#### Exercise requirements
Copy out each line of the material in which the word "this" can be found.
· · ·
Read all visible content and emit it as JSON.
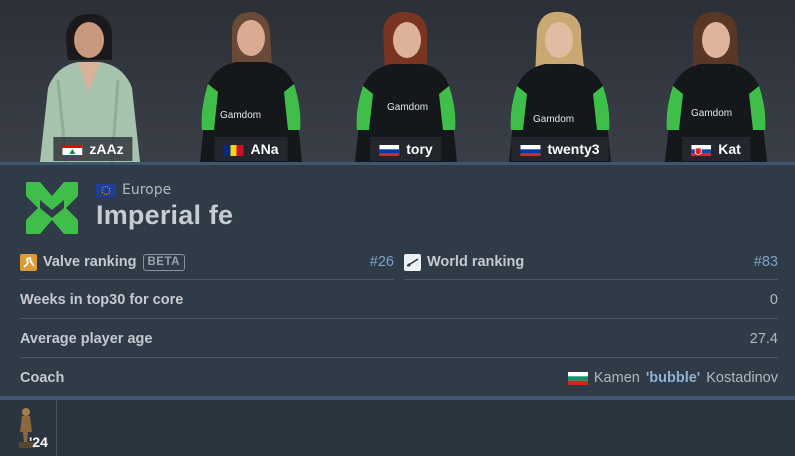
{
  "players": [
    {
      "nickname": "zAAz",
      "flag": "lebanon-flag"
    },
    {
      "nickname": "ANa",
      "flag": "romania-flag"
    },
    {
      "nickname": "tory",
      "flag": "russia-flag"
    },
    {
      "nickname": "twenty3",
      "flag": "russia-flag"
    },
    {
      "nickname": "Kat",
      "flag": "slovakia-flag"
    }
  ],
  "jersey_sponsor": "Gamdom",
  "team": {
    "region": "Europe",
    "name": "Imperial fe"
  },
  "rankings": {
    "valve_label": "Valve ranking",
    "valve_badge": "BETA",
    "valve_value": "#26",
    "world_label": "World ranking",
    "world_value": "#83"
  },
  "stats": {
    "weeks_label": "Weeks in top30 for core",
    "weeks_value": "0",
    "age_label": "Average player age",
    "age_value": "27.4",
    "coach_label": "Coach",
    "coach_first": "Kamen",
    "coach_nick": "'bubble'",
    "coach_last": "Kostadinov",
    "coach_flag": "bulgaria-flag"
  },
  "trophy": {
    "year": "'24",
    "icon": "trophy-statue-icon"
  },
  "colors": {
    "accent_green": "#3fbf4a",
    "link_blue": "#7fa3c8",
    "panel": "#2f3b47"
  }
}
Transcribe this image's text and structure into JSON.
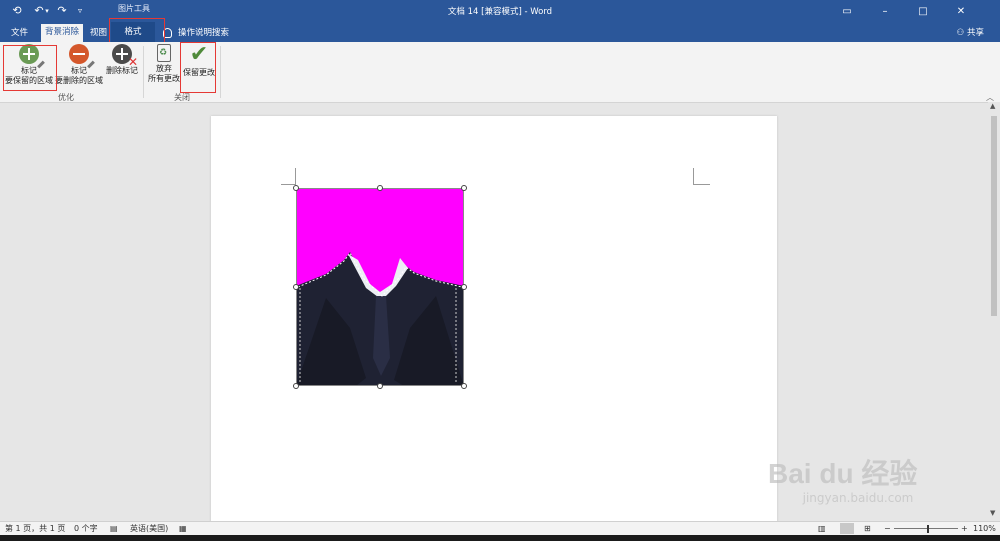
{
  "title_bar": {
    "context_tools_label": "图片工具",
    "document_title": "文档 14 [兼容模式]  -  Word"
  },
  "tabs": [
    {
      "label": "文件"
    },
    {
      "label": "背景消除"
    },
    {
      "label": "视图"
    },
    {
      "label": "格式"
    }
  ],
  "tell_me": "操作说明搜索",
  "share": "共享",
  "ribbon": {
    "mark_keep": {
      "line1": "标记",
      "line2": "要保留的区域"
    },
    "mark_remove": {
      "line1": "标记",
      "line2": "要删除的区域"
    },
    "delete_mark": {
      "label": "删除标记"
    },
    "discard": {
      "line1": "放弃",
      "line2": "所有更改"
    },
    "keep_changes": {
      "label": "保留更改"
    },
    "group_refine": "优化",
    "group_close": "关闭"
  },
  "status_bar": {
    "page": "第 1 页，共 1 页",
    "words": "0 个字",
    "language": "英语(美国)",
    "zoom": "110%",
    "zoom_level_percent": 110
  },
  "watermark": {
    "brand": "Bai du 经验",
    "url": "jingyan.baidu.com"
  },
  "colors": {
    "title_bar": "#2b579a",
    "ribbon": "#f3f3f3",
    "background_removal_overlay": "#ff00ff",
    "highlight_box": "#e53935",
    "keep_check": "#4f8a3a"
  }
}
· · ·
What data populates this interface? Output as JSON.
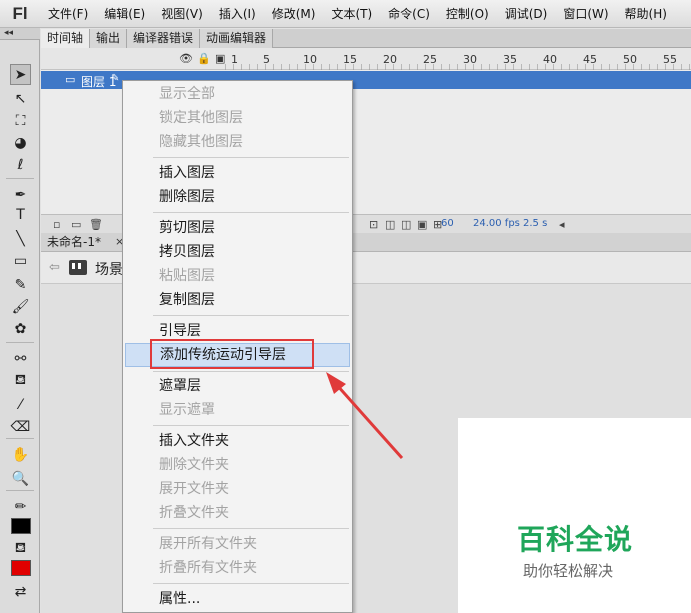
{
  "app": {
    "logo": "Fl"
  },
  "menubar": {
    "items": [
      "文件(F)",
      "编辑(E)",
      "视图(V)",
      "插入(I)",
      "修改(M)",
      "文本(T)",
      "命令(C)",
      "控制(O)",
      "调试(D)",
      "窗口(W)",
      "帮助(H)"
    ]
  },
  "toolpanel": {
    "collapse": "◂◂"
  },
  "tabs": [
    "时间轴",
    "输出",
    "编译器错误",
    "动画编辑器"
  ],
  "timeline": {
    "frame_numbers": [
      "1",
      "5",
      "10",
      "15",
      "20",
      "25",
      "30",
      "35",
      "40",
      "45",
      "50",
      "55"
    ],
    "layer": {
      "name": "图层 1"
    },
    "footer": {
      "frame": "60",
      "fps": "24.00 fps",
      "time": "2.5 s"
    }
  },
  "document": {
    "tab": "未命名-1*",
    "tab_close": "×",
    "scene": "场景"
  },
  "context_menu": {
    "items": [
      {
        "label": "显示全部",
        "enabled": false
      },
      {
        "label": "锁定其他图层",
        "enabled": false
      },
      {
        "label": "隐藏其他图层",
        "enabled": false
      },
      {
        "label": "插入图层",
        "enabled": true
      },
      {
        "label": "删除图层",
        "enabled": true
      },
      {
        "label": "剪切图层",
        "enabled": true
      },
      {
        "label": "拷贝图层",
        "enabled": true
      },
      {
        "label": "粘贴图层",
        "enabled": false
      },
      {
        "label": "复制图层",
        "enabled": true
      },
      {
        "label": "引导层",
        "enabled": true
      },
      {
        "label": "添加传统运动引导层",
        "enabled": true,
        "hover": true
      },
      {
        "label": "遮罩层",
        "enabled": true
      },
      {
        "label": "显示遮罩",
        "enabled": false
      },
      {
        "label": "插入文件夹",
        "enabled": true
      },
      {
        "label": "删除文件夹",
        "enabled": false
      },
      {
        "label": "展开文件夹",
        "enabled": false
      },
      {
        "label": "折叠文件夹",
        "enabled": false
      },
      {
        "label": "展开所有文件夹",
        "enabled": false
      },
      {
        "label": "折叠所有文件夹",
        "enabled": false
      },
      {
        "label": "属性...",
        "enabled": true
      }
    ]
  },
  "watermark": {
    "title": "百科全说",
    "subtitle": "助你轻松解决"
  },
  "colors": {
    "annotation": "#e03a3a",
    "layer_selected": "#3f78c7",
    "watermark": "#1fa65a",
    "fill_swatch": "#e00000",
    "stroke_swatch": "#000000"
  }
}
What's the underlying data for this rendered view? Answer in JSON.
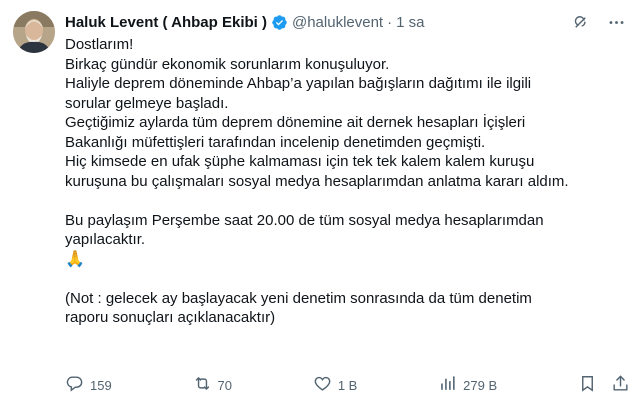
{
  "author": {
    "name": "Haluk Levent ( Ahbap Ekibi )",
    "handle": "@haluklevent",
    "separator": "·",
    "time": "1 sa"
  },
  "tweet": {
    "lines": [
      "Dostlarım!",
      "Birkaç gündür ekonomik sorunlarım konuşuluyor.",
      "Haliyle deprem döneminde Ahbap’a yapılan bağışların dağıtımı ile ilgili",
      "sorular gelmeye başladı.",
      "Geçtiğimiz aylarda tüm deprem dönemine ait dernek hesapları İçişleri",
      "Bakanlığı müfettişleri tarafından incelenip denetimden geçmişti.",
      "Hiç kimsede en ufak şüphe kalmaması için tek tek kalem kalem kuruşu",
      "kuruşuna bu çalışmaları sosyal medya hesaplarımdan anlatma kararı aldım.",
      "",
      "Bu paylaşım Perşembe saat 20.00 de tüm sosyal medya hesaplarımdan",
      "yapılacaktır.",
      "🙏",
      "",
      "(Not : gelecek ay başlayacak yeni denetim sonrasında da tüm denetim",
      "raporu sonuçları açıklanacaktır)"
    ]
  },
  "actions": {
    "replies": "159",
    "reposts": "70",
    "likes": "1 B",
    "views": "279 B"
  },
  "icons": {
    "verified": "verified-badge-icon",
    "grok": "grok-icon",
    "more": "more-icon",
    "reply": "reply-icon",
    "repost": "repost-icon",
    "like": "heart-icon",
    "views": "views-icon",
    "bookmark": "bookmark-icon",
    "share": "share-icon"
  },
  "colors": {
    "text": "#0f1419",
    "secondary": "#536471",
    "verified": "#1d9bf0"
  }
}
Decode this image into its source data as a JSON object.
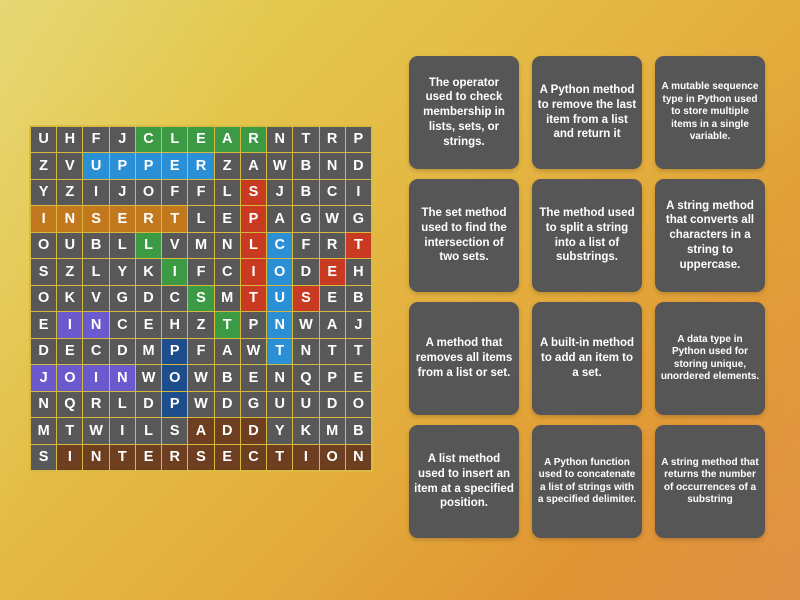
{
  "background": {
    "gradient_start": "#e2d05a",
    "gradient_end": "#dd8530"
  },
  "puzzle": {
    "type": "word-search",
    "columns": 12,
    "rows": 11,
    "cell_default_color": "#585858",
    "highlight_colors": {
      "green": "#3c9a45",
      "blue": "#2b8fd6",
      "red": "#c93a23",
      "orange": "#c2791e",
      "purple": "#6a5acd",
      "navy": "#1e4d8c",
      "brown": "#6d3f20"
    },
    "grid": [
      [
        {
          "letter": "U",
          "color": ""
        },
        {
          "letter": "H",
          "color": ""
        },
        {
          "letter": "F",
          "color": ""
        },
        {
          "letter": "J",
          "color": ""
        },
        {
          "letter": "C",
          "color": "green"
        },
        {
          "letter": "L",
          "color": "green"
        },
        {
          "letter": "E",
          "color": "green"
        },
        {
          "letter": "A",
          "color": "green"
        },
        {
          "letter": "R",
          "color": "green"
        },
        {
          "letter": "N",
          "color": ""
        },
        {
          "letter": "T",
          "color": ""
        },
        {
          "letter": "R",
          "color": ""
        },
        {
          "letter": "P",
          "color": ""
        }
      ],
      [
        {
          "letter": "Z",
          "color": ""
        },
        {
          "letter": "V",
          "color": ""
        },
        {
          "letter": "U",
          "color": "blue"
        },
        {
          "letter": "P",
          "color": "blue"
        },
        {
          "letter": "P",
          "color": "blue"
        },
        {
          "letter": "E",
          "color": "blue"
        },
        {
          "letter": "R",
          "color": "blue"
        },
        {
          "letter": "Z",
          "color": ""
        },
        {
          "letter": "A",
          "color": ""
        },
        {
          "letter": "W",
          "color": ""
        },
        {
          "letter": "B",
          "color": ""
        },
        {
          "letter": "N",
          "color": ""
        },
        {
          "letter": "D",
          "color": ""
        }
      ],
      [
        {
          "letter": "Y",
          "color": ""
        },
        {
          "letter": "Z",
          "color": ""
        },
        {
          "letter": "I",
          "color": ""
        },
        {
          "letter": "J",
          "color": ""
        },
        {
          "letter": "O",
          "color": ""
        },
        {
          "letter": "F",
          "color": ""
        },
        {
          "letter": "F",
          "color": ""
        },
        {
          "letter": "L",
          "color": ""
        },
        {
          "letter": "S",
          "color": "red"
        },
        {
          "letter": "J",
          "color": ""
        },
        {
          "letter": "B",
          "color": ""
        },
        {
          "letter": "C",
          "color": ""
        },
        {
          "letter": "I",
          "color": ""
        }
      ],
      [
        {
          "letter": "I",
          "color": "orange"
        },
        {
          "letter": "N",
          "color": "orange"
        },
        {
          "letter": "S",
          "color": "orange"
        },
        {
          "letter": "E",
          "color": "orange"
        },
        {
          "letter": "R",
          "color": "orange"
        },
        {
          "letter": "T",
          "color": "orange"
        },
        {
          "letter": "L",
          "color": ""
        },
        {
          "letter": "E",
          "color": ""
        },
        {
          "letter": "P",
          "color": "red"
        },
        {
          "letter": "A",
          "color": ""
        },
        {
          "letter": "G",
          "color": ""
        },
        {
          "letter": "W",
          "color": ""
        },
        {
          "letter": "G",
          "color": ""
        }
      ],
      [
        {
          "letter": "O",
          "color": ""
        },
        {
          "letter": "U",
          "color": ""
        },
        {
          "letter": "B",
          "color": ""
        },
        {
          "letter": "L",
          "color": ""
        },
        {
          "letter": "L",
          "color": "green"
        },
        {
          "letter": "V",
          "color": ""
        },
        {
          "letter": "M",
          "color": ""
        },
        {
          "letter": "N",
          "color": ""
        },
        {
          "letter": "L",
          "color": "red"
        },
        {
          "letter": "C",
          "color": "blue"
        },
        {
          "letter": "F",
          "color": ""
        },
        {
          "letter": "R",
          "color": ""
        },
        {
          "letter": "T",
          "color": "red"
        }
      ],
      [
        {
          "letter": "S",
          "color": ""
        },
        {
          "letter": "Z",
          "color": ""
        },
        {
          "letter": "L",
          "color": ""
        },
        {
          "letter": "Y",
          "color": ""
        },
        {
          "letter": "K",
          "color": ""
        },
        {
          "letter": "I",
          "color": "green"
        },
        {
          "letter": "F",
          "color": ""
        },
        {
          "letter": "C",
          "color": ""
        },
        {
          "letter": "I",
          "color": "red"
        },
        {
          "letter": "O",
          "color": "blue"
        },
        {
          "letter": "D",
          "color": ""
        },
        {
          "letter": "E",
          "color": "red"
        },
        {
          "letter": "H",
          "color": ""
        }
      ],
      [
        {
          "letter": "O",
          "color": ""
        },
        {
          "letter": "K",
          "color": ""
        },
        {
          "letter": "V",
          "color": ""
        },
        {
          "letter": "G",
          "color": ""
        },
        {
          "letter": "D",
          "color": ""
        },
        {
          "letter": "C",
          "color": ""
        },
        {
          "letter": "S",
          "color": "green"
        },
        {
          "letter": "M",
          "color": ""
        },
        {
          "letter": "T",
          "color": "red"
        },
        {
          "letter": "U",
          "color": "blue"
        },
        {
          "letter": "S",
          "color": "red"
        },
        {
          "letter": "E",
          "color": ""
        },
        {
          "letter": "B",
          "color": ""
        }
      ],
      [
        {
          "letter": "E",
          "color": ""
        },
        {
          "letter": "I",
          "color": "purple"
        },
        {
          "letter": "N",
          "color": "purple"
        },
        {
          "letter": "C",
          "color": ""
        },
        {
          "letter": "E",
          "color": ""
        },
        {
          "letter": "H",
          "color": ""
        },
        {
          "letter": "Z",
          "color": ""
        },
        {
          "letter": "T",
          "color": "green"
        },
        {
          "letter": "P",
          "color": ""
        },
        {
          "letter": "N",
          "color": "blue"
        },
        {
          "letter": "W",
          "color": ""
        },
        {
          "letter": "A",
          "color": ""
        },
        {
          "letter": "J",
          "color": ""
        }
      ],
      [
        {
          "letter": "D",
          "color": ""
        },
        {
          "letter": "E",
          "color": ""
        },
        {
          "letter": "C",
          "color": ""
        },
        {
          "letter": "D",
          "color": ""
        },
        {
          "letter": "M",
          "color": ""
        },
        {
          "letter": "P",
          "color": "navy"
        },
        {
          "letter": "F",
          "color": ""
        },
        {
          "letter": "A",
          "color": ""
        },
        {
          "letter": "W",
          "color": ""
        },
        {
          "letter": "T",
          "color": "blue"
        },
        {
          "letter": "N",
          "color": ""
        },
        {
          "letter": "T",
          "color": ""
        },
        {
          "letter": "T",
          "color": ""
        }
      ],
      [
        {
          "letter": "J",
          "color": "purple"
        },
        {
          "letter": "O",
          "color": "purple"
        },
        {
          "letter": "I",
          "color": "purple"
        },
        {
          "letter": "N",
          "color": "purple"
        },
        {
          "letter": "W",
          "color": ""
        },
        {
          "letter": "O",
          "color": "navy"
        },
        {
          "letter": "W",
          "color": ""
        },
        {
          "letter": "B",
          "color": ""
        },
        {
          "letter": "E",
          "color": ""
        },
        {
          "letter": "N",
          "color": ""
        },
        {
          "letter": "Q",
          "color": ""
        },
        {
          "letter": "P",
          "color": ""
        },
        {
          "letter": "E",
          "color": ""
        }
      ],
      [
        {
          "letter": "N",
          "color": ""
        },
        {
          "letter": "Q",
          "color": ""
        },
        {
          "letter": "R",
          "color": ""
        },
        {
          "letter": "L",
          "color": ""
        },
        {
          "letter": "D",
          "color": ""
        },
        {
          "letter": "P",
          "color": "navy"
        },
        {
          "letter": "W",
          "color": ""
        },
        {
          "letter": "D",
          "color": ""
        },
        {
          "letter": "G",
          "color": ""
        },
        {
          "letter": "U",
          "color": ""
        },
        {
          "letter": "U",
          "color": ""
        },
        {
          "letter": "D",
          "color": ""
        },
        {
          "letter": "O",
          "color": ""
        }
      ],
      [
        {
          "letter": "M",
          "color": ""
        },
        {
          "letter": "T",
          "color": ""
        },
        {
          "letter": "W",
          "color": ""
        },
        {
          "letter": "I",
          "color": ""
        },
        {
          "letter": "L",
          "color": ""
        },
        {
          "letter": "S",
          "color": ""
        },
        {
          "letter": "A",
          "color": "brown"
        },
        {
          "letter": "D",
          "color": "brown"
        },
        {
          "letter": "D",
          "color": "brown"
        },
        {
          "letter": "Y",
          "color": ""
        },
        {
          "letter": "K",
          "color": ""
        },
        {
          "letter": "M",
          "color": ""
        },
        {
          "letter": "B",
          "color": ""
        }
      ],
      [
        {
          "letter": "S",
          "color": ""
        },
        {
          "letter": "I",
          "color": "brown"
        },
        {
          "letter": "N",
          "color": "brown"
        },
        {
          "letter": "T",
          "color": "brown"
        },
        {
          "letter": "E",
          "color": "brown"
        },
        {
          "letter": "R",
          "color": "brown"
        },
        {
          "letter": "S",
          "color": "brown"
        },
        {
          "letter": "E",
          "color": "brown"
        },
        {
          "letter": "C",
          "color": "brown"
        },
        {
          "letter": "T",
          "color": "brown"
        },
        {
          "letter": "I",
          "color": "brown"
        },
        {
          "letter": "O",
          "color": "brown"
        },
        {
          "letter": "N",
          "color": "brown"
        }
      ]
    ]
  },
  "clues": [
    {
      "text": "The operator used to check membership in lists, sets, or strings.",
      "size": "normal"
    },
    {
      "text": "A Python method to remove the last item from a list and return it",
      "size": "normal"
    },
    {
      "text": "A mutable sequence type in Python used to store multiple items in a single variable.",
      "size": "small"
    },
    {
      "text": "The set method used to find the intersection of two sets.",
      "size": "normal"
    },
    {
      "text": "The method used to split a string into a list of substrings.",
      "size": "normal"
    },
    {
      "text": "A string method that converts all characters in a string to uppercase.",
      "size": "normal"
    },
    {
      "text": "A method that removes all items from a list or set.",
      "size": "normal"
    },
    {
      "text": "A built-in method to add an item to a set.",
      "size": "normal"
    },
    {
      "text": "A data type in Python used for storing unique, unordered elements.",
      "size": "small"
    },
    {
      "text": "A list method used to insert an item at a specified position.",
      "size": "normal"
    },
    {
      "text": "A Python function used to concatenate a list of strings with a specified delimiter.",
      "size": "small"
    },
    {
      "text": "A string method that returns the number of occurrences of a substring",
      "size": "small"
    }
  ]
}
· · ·
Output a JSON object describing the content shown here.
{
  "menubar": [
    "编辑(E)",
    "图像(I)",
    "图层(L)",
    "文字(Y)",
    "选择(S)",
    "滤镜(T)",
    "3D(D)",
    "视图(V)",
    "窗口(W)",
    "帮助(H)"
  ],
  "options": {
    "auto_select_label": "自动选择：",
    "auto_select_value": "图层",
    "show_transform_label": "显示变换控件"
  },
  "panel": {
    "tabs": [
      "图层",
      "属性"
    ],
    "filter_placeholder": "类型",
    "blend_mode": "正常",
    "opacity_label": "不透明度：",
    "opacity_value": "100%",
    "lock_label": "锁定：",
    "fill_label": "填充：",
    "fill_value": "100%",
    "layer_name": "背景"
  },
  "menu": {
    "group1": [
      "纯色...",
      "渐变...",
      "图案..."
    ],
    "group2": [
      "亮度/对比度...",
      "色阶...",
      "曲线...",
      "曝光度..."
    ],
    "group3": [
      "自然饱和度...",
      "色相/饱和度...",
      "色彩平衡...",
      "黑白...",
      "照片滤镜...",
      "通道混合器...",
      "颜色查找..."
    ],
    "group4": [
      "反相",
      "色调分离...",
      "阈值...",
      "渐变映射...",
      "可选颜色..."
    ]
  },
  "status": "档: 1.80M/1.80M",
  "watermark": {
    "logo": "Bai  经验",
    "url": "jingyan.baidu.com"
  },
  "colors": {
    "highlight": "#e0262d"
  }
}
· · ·
#### Written response
Transcribe this image's text and structure into JSON.
What data populates this interface? Output as JSON.
What's the underlying data for this rendered view? Answer in JSON.
Decode this image into its source data as a JSON object.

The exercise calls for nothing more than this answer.